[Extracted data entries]
>>>>
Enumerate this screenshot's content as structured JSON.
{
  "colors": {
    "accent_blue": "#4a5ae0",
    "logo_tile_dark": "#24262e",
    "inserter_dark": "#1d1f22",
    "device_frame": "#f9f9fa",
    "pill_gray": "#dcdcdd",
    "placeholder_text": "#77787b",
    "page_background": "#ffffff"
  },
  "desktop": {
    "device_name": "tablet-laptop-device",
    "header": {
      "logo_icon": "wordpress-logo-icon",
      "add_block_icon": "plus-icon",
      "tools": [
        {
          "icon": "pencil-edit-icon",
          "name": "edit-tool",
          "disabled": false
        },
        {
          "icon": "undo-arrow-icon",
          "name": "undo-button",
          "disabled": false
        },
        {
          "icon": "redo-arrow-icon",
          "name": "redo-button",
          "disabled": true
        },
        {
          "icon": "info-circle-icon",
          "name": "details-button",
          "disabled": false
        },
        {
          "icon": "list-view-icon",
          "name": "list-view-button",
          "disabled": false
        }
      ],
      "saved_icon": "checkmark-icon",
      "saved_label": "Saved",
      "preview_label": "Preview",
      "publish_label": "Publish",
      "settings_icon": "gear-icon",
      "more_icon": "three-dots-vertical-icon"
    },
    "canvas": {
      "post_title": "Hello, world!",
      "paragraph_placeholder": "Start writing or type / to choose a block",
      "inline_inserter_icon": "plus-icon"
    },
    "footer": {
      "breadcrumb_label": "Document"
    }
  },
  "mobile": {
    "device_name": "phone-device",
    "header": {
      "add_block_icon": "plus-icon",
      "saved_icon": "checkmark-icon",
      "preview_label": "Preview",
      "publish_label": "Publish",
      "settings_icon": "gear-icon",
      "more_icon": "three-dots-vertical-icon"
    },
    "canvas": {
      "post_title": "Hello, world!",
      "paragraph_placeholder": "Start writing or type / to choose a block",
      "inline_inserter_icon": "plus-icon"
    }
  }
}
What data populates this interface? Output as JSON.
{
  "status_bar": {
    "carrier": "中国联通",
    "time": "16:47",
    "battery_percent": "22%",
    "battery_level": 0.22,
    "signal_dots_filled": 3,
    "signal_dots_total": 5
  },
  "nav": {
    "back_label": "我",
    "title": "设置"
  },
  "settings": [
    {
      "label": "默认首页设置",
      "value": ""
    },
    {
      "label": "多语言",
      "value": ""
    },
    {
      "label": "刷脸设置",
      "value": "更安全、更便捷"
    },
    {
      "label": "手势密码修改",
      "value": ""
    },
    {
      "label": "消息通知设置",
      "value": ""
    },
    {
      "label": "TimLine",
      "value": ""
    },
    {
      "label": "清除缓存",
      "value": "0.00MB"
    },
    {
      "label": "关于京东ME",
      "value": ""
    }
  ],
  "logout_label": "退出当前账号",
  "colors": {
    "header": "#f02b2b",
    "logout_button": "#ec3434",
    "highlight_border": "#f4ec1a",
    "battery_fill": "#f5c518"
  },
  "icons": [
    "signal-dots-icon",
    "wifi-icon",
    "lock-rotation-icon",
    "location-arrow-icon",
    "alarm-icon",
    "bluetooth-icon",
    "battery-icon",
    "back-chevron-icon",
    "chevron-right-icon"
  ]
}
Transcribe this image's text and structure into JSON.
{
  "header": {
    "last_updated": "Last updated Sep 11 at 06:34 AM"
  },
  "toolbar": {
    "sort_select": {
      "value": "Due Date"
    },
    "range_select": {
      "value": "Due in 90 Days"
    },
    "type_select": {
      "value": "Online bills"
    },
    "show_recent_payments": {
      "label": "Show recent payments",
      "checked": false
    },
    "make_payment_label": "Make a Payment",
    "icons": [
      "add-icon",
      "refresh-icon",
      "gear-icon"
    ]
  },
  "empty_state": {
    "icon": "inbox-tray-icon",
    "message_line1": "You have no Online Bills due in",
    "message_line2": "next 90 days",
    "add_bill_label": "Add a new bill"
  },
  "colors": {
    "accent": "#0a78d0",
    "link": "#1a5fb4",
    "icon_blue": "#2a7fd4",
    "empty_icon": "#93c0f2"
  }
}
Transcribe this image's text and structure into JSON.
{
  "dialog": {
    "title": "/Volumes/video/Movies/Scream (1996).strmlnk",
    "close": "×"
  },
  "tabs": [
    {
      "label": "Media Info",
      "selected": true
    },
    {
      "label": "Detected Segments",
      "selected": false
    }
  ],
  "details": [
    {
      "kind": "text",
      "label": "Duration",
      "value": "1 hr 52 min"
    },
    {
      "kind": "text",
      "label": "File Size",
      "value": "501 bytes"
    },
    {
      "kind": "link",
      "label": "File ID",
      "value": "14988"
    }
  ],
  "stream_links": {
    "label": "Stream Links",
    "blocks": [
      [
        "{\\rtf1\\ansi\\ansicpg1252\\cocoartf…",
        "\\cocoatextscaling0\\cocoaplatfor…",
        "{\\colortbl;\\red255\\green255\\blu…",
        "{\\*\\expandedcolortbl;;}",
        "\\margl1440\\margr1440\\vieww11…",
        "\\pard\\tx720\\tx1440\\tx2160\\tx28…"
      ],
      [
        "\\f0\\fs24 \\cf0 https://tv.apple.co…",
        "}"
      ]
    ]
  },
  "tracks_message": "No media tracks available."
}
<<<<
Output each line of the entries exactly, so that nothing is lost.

Result for this exercise ▸
Enumerate this screenshot's content as structured JSON.
{
  "colors": {
    "accent_blue": "#4a5ae0",
    "logo_tile_dark": "#24262e",
    "inserter_dark": "#1d1f22",
    "device_frame": "#f9f9fa",
    "pill_gray": "#dcdcdd",
    "placeholder_text": "#77787b",
    "page_background": "#ffffff"
  },
  "desktop": {
    "device_name": "tablet-laptop-device",
    "header": {
      "logo_icon": "wordpress-logo-icon",
      "add_block_icon": "plus-icon",
      "tools": [
        {
          "icon": "pencil-edit-icon",
          "name": "edit-tool",
          "disabled": false
        },
        {
          "icon": "undo-arrow-icon",
          "name": "undo-button",
          "disabled": false
        },
        {
          "icon": "redo-arrow-icon",
          "name": "redo-button",
          "disabled": true
        },
        {
          "icon": "info-circle-icon",
          "name": "details-button",
          "disabled": false
        },
        {
          "icon": "list-view-icon",
          "name": "list-view-button",
          "disabled": false
        }
      ],
      "saved_icon": "checkmark-icon",
      "saved_label": "Saved",
      "preview_label": "Preview",
      "publish_label": "Publish",
      "settings_icon": "gear-icon",
      "more_icon": "three-dots-vertical-icon"
    },
    "canvas": {
      "post_title": "Hello, world!",
      "paragraph_placeholder": "Start writing or type / to choose a block",
      "inline_inserter_icon": "plus-icon"
    },
    "footer": {
      "breadcrumb_label": "Document"
    }
  },
  "mobile": {
    "device_name": "phone-device",
    "header": {
      "add_block_icon": "plus-icon",
      "saved_icon": "checkmark-icon",
      "preview_label": "Preview",
      "publish_label": "Publish",
      "settings_icon": "gear-icon",
      "more_icon": "three-dots-vertical-icon"
    },
    "canvas": {
      "post_title": "Hello, world!",
      "paragraph_placeholder": "Start writing or type / to choose a block",
      "inline_inserter_icon": "plus-icon"
    }
  }
}
What data populates this interface? Output as JSON.
{
  "status_bar": {
    "carrier": "中国联通",
    "time": "16:47",
    "battery_percent": "22%",
    "battery_level": 0.22,
    "signal_dots_filled": 3,
    "signal_dots_total": 5
  },
  "nav": {
    "back_label": "我",
    "title": "设置"
  },
  "settings": [
    {
      "label": "默认首页设置",
      "value": ""
    },
    {
      "label": "多语言",
      "value": ""
    },
    {
      "label": "刷脸设置",
      "value": "更安全、更便捷"
    },
    {
      "label": "手势密码修改",
      "value": ""
    },
    {
      "label": "消息通知设置",
      "value": ""
    },
    {
      "label": "TimLine",
      "value": ""
    },
    {
      "label": "清除缓存",
      "value": "0.00MB"
    },
    {
      "label": "关于京东ME",
      "value": ""
    }
  ],
  "logout_label": "退出当前账号",
  "colors": {
    "header": "#f02b2b",
    "logout_button": "#ec3434",
    "highlight_border": "#f4ec1a",
    "battery_fill": "#f5c518"
  },
  "icons": [
    "signal-dots-icon",
    "wifi-icon",
    "lock-rotation-icon",
    "location-arrow-icon",
    "alarm-icon",
    "bluetooth-icon",
    "battery-icon",
    "back-chevron-icon",
    "chevron-right-icon"
  ]
}
Transcribe this image's text and structure into JSON.
{
  "header": {
    "last_updated": "Last updated Sep 11 at 06:34 AM"
  },
  "toolbar": {
    "sort_select": {
      "value": "Due Date"
    },
    "range_select": {
      "value": "Due in 90 Days"
    },
    "type_select": {
      "value": "Online bills"
    },
    "show_recent_payments": {
      "label": "Show recent payments",
      "checked": false
    },
    "make_payment_label": "Make a Payment",
    "icons": [
      "add-icon",
      "refresh-icon",
      "gear-icon"
    ]
  },
  "empty_state": {
    "icon": "inbox-tray-icon",
    "message_line1": "You have no Online Bills due in",
    "message_line2": "next 90 days",
    "add_bill_label": "Add a new bill"
  },
  "colors": {
    "accent": "#0a78d0",
    "link": "#1a5fb4",
    "icon_blue": "#2a7fd4",
    "empty_icon": "#93c0f2"
  }
}
Transcribe this image's text and structure into JSON.
{
  "dialog": {
    "title": "/Volumes/video/Movies/Scream (1996).strmlnk",
    "close": "×"
  },
  "tabs": [
    {
      "label": "Media Info",
      "selected": true
    },
    {
      "label": "Detected Segments",
      "selected": false
    }
  ],
  "details": [
    {
      "kind": "text",
      "label": "Duration",
      "value": "1 hr 52 min"
    },
    {
      "kind": "text",
      "label": "File Size",
      "value": "501 bytes"
    },
    {
      "kind": "link",
      "label": "File ID",
      "value": "14988"
    }
  ],
  "stream_links": {
    "label": "Stream Links",
    "blocks": [
      [
        "{\\rtf1\\ansi\\ansicpg1252\\cocoartf…",
        "\\cocoatextscaling0\\cocoaplatfor…",
        "{\\colortbl;\\red255\\green255\\blu…",
        "{\\*\\expandedcolortbl;;}",
        "\\margl1440\\margr1440\\vieww11…",
        "\\pard\\tx720\\tx1440\\tx2160\\tx28…"
      ],
      [
        "\\f0\\fs24 \\cf0 https://tv.apple.co…",
        "}"
      ]
    ]
  },
  "tracks_message": "No media tracks available."
}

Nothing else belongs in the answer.